Axar.az reports citing Kyiv Post.
The State Migration Service indirectly confirmed it, saying on its website that the Commission on Citizenship had reviewed Saakashvili’s citizenship and had come to a decision.
It added that “the president signed a decree to suspend citizenship” but avoided directly saying that Saakashvili’s citizenship was suspended.
At the same time, Saakashvili’s spokeswoman Daryna Chyzh said on Facebook that the State Migration Service told her the news wasn’t true.
The Kyiv Post is trying to confirm the information.
The TSN news website quoted a source at the State Migration Service as saying that Saakashvili submitted incorrect data when he applied for citizenship in 2015. He said that he was not under investigation in Ukraine or abroad, while in fact he was being investigated in Georgia, the source added.
“Poroshenko is running ahead of other dictators of the world: he has stripped Saakashvili of his citizenship and banned him from entering Ukraine. He’s so scared! Ukraine got a new Yanukovych – an English-speaking one!” ex-Deputy Prosecutor General Davit Sakvarelidze, a Saakashvili ally, wrote on Facebook in a reference to former Ukrainian President Viktor Yanukovych. “But this will not stop us, Mikheil Saakashvili’s Movement of New Forces. On the contrary, this will hasten the end of Petro Poroshenko’s regime!”
Reformist lawmaker Sergii Leshchenko said on Facebook that Saakashvili was currently in the United States.
“Saakashvili cannot physically come back to Ukraine because he will be arrested in Boryspil when he arrives and immediately extradited to Georgia,” he said.
But Chyzh told the Kyiv Post that Saakashvili was planning to come back to Ukraine.
Poroshenko gave Saakashvili Ukrainian citizenship in May 2015, when appointing him the governor of Odesa Oblast.
In December 2016, Georgian authorities stripped Saakashvili of Georgian citizenship.
Saakashvili left the office of Odesa Oblast governor in November 2016. He has since started his own party, Mikheil Saakashvili’s Movement of New Forces, and has been heavily criticizing Ukrainian authorities.
In April, Poroshenko also suspended the Ukrainian citizenship of Sasha Borovik, an ally of Saakashvili and a critic of the president, and Radical Party lawmaker Andriy Artemenko, because they allegedly have German and Canadian citizenship, respectively. Borovik called it “an unprecedented move that is more characteristic of the Soviet Union and other dictatorships.”

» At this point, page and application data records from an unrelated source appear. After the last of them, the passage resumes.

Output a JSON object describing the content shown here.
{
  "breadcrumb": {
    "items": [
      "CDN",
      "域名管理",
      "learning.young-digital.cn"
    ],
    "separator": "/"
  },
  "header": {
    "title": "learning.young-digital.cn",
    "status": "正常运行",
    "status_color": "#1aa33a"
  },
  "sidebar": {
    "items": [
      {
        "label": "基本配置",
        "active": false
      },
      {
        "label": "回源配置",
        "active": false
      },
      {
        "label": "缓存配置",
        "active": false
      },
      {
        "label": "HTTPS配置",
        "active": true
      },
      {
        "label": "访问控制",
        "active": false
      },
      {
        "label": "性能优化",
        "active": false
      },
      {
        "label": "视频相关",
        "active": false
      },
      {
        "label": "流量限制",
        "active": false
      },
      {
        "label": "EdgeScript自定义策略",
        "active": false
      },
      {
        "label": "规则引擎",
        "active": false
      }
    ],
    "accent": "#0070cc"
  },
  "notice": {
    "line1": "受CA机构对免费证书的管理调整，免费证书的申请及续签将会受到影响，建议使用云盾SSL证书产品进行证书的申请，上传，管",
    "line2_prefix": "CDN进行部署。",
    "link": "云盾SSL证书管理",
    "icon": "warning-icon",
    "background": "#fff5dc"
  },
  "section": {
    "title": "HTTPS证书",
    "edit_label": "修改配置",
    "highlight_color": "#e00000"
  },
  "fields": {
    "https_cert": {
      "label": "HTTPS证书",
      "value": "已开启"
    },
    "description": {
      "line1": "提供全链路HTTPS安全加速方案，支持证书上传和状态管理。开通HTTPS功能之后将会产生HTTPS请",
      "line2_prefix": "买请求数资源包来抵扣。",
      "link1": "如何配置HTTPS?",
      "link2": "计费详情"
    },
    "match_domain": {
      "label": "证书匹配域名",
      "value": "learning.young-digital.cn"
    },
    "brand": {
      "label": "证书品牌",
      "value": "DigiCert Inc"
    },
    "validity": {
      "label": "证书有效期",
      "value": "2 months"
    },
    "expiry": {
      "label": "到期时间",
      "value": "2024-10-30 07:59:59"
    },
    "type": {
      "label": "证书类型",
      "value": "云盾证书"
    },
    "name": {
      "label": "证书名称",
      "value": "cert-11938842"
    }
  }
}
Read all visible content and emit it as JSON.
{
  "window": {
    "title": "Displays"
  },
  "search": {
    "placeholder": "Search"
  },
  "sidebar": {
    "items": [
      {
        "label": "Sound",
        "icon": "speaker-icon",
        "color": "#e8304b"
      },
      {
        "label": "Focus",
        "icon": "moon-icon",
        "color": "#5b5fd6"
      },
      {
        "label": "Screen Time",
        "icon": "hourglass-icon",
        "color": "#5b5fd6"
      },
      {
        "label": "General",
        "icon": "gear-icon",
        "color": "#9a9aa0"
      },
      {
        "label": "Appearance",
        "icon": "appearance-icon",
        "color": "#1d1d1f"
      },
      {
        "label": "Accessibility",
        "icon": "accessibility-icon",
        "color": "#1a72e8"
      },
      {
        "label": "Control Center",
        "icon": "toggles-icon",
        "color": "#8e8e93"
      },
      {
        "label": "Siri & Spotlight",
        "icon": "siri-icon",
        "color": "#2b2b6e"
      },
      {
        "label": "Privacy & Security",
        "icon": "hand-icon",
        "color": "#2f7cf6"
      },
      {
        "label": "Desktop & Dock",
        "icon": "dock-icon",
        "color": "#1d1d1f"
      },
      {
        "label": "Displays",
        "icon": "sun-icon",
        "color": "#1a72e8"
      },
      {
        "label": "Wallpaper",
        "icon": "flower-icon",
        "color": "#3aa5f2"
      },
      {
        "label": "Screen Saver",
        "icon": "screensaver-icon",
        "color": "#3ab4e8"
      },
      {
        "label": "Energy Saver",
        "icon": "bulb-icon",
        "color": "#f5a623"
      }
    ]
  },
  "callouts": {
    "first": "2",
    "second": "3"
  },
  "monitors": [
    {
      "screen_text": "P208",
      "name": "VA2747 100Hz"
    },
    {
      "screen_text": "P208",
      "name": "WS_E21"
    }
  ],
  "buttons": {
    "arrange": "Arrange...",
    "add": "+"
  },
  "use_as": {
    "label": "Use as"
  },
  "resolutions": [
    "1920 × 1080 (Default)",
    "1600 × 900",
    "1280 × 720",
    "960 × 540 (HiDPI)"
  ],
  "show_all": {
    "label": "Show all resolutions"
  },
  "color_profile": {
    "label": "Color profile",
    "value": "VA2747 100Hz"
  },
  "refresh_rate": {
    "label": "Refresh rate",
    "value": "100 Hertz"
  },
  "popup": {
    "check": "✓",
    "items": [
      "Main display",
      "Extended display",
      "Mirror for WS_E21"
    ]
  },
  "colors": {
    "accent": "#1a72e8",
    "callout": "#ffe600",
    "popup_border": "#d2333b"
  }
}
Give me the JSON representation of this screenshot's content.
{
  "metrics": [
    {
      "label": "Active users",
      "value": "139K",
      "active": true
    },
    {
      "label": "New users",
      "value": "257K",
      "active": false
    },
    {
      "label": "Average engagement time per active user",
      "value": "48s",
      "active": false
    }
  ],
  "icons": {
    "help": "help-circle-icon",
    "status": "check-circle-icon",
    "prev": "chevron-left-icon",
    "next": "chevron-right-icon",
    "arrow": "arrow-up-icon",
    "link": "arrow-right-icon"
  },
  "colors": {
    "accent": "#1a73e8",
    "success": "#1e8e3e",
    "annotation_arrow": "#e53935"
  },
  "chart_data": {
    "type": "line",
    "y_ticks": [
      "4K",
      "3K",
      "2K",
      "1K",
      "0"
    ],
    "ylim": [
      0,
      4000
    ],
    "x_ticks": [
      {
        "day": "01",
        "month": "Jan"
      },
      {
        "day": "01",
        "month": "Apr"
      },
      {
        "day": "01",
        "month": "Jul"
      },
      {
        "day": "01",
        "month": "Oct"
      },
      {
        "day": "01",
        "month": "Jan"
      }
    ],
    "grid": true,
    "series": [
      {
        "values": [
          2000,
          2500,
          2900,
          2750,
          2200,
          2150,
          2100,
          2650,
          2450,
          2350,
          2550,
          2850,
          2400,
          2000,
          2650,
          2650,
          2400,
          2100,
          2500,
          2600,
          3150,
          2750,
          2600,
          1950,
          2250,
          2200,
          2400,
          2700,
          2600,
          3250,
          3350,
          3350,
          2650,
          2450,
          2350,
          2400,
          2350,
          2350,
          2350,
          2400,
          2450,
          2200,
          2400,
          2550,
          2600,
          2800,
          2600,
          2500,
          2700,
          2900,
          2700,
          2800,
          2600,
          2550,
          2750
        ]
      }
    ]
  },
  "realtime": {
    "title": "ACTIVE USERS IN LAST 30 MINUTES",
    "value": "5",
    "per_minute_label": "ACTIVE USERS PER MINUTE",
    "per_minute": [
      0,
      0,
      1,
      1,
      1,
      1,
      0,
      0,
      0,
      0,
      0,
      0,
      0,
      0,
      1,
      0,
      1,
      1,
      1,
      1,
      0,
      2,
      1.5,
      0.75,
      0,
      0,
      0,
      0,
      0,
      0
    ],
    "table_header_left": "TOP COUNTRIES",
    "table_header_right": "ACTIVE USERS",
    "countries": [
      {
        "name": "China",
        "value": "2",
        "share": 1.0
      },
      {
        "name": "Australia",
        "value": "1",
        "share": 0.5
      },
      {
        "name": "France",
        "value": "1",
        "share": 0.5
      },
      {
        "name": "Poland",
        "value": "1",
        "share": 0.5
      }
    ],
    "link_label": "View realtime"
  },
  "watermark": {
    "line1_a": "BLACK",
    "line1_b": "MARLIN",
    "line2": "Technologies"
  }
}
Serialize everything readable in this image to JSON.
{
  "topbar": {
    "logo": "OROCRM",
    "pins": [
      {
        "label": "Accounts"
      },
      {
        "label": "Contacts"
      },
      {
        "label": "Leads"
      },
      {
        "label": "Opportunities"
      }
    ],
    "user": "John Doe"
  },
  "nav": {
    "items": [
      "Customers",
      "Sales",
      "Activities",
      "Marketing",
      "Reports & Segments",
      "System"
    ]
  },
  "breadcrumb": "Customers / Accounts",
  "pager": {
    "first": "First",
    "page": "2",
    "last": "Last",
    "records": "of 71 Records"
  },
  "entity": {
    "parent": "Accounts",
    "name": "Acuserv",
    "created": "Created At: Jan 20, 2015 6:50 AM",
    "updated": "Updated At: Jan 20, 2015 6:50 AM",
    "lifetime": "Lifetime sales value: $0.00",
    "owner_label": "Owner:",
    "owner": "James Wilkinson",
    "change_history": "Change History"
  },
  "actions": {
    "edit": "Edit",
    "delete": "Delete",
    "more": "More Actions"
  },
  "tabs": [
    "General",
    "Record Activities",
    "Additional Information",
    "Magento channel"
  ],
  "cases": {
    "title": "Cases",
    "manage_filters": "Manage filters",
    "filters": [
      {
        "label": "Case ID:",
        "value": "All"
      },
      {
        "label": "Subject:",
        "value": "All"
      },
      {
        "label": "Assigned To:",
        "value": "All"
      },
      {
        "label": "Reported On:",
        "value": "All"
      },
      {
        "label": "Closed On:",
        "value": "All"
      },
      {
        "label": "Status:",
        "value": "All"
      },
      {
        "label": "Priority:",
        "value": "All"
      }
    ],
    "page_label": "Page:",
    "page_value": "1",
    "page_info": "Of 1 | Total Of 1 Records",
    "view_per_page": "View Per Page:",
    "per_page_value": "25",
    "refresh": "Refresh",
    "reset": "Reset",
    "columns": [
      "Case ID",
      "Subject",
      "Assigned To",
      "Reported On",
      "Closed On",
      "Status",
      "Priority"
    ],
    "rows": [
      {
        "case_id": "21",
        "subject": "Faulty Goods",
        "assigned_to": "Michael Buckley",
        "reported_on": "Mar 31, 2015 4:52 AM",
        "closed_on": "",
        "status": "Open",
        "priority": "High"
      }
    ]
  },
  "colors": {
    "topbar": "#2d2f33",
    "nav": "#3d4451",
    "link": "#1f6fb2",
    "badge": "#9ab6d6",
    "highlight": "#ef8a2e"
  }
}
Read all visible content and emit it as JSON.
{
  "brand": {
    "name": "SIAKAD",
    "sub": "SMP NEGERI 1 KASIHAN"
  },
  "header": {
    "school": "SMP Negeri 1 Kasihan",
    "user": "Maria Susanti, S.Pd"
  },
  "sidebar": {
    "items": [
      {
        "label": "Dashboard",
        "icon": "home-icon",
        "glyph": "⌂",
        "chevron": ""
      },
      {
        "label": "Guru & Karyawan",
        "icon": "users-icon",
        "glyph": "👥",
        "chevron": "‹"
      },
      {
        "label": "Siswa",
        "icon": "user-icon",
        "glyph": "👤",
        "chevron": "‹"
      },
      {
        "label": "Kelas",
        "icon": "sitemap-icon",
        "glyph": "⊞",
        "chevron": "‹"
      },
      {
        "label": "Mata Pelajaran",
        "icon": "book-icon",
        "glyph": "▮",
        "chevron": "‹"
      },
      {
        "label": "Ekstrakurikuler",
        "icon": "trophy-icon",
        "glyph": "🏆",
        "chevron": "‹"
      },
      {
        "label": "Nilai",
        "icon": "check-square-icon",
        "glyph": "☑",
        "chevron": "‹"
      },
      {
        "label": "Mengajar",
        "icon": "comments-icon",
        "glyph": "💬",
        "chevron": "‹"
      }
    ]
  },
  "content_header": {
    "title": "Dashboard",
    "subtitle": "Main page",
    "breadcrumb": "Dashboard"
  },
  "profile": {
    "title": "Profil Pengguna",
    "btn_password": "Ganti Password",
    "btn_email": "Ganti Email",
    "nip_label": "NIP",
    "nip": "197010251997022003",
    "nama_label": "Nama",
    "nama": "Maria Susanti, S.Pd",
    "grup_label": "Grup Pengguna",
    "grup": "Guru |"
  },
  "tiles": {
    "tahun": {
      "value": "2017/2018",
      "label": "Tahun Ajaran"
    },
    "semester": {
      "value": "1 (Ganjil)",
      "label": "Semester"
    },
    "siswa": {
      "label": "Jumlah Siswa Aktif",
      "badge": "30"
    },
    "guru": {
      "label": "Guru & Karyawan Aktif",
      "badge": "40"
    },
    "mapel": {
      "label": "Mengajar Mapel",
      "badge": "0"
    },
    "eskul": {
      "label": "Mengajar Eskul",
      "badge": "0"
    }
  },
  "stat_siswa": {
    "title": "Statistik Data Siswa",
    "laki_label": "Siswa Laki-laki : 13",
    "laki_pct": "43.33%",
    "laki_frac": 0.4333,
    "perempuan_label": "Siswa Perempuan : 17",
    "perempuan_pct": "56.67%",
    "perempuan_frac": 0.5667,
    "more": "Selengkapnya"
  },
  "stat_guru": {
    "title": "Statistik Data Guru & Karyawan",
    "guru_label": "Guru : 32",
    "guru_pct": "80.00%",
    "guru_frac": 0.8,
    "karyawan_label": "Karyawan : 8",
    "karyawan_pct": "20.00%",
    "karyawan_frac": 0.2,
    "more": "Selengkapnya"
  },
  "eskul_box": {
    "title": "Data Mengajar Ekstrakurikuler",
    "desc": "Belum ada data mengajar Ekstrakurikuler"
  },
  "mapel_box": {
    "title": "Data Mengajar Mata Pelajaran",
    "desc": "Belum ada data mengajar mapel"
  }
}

The Constitution bans the authorities from stripping anyone of citizenship, though lawyers differ on whether this also applies to suspension. No president had previously applied this measure to his opponents before.
Evgen Zakharov, head of Kharkiv Human Rights group, called this suspension of citizenship a “rude violation” of the Constitution, while Viktor Musiyaka, a legal scholar and co-author of the Ukrainian Constitution, said it can be disputed in court.
2017.07.26 / 20:29